Table of contents

Collision with terrain

Privately registered
Piper PA-46-350P, N5EQ
Goose Bay Airport, Newfoundland and Labrador, 2.5 NM SW

View final report

The occurrence

A privately registered Piper PA 46-350P aircraft (with a PT6A-35 powered JetProp DLX conversion) was flying from the Sept-Îles airport, Quebec to the Goose Bay Airport, Newfoundland and Labrador.

The aircraft had been given clearance to land, and upon approach struck terrain about 2.5 miles southwest of the airport along the extended centreline of runway 08. The 406 MHz emergency locator transmitter activated. The aircraft was destroyed.

An emergency response team deployed from Canadian Forces Base 5 Wing, Goose Bay.

The two occupants sustained serious injuries and were transported to the local hospital. The pilot later died of his injuries.

Media materials

News release


Investigation report: Collision with terrain at Goose Bay Airport, Newfoundland and Labrador
Read the news release

Deployment notice


TSB deploys a team following an aircraft accident near Goose Bay, Newfoundland and Labrador

Dartmouth, Nova Scotia, 14 December 2022 — The Transportation Safety Board of Canada (TSB) is deploying a team of investigators following today’s accident involving a Piper PA-46 aircraft near Goose Bay, NL. The TSB will gather information and assess the occurrence.

Investigation information

Map showing the location of the occurrence


Photo of Murray Hamm
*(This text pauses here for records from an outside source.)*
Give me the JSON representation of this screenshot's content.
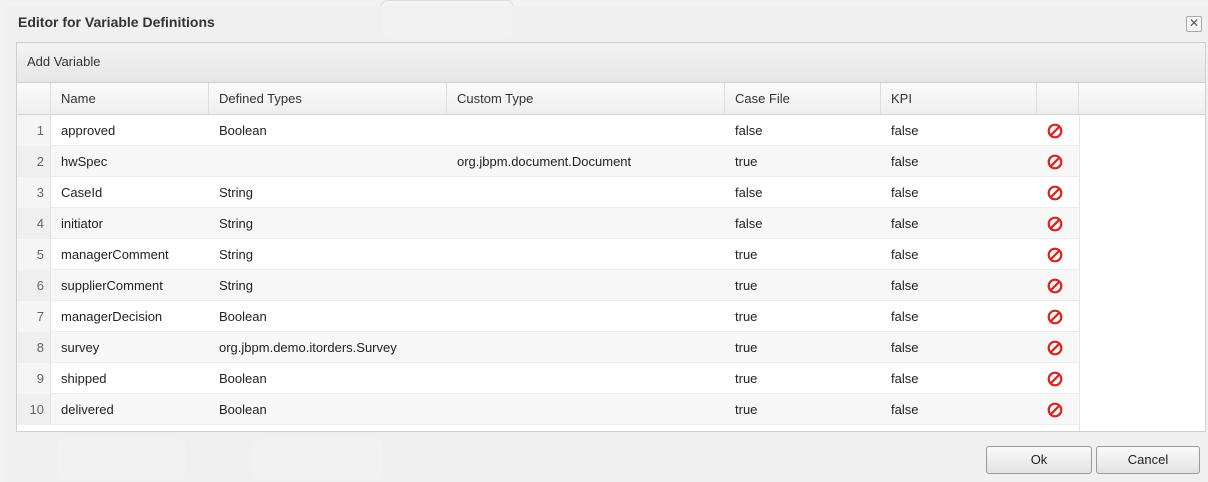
{
  "dialog": {
    "title": "Editor for Variable Definitions",
    "close_glyph": "✕"
  },
  "toolbar": {
    "add_label": "Add Variable"
  },
  "columns": [
    "Name",
    "Defined Types",
    "Custom Type",
    "Case File",
    "KPI"
  ],
  "rows": [
    {
      "num": "1",
      "name": "approved",
      "defined_type": "Boolean",
      "custom_type": "",
      "case_file": "false",
      "kpi": "false"
    },
    {
      "num": "2",
      "name": "hwSpec",
      "defined_type": "",
      "custom_type": "org.jbpm.document.Document",
      "case_file": "true",
      "kpi": "false"
    },
    {
      "num": "3",
      "name": "CaseId",
      "defined_type": "String",
      "custom_type": "",
      "case_file": "false",
      "kpi": "false"
    },
    {
      "num": "4",
      "name": "initiator",
      "defined_type": "String",
      "custom_type": "",
      "case_file": "false",
      "kpi": "false"
    },
    {
      "num": "5",
      "name": "managerComment",
      "defined_type": "String",
      "custom_type": "",
      "case_file": "true",
      "kpi": "false"
    },
    {
      "num": "6",
      "name": "supplierComment",
      "defined_type": "String",
      "custom_type": "",
      "case_file": "true",
      "kpi": "false"
    },
    {
      "num": "7",
      "name": "managerDecision",
      "defined_type": "Boolean",
      "custom_type": "",
      "case_file": "true",
      "kpi": "false"
    },
    {
      "num": "8",
      "name": "survey",
      "defined_type": "org.jbpm.demo.itorders.Survey",
      "custom_type": "",
      "case_file": "true",
      "kpi": "false"
    },
    {
      "num": "9",
      "name": "shipped",
      "defined_type": "Boolean",
      "custom_type": "",
      "case_file": "true",
      "kpi": "false"
    },
    {
      "num": "10",
      "name": "delivered",
      "defined_type": "Boolean",
      "custom_type": "",
      "case_file": "true",
      "kpi": "false"
    }
  ],
  "buttons": {
    "ok": "Ok",
    "cancel": "Cancel"
  },
  "colors": {
    "delete_icon": "#d7261e"
  },
  "icons": {
    "delete": "delete-icon",
    "close": "close-icon"
  }
}
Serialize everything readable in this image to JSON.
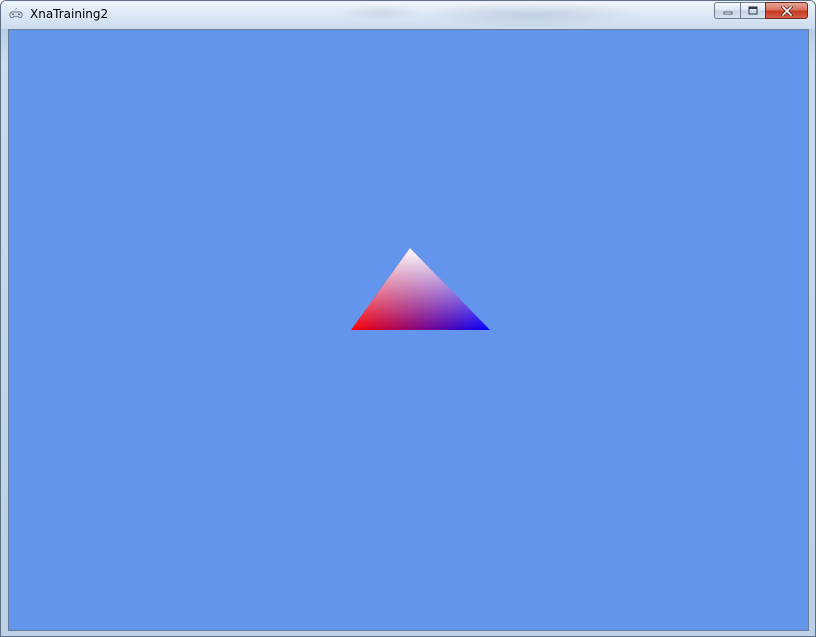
{
  "window": {
    "title": "XnaTraining2",
    "app_icon": "xna-controller-icon",
    "caption_buttons": {
      "minimize_icon": "minimize-icon",
      "maximize_icon": "maximize-icon",
      "close_icon": "close-icon"
    }
  },
  "viewport": {
    "background_color": "#6495ed",
    "triangle": {
      "top_vertex_color": "#ffffff",
      "left_vertex_color": "#ff0000",
      "right_vertex_color": "#0000ff"
    }
  }
}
Murray Hamm joined the TSB in 2010 as a Regional Senior Technical Investigator in the Air Investigations Branch at the Dartmouth office, Nova Scotia. Prior to that, he worked as a contracted employee for the 3 Canadian Forces Flying Training School (3 CFFTS) at the Southport Aerospace Centre located near Portage La Prairie, Manitoba, and held the position of Fixed Wing Chief Engineer.

Mr. Hamm has more than 30 years of aviation experience and worked for several fixed wing and rotary wing operations as a licensed Aircraft Maintenance Engineer. He holds both an M1 and M2 license, and has also enjoyed recreational flying as a private pilot, and as a glider student pilot.

Class of investigation

This is a class 4 investigation. These investigations are limited in scope, and while the final reports may contain limited analysis, they do not contain findings or recommendations. Class 4 investigations are generally completed within 220 days. For more information, see the Policy on Occurrence Classification.

TSB investigation process

There are 3 phases to a TSB investigation

  1. Field phase: a team of investigators examines the occurrence site and wreckage, interviews witnesses and collects pertinent information.
  2. Examination and analysis phase: the TSB reviews pertinent records, tests components of the wreckage in the lab, determines the sequence of events and identifies safety deficiencies. When safety deficiencies are suspected or confirmed, the TSB advises the appropriate authority without waiting until publication of the final report.
  3. Report phase: a confidential draft report is approved by the Board and sent to persons and corporations who are directly concerned by the report. They then have the opportunity to dispute or correct information they believe to be incorrect. The Board considers all representations before approving the final report, which is subsequently released to the public.

For more information, see our Investigation process page.

The TSB is an independent agency that investigates air, marine, pipeline, and rail transportation occurrences. Its sole aim is the advancement of transportation safety. It is not the function of the Board to assign fault or determine civil or criminal liability.